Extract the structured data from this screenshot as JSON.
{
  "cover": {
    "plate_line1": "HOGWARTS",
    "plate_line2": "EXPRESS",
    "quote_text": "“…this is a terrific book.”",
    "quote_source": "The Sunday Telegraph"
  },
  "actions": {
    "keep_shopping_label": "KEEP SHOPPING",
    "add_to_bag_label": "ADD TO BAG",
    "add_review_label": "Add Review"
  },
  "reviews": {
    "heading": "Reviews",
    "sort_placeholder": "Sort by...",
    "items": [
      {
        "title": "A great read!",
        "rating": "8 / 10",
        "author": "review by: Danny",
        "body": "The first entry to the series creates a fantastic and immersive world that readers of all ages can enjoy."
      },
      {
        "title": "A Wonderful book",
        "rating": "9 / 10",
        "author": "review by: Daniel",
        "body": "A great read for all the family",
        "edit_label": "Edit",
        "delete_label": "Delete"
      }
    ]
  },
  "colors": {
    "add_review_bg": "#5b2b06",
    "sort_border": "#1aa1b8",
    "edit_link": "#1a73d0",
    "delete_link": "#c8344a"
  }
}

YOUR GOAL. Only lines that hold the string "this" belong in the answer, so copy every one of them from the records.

COMPLETED TASK.
Extract the structured data from this screenshot as JSON.
    "quote_text": "“…this is a terrific book.”",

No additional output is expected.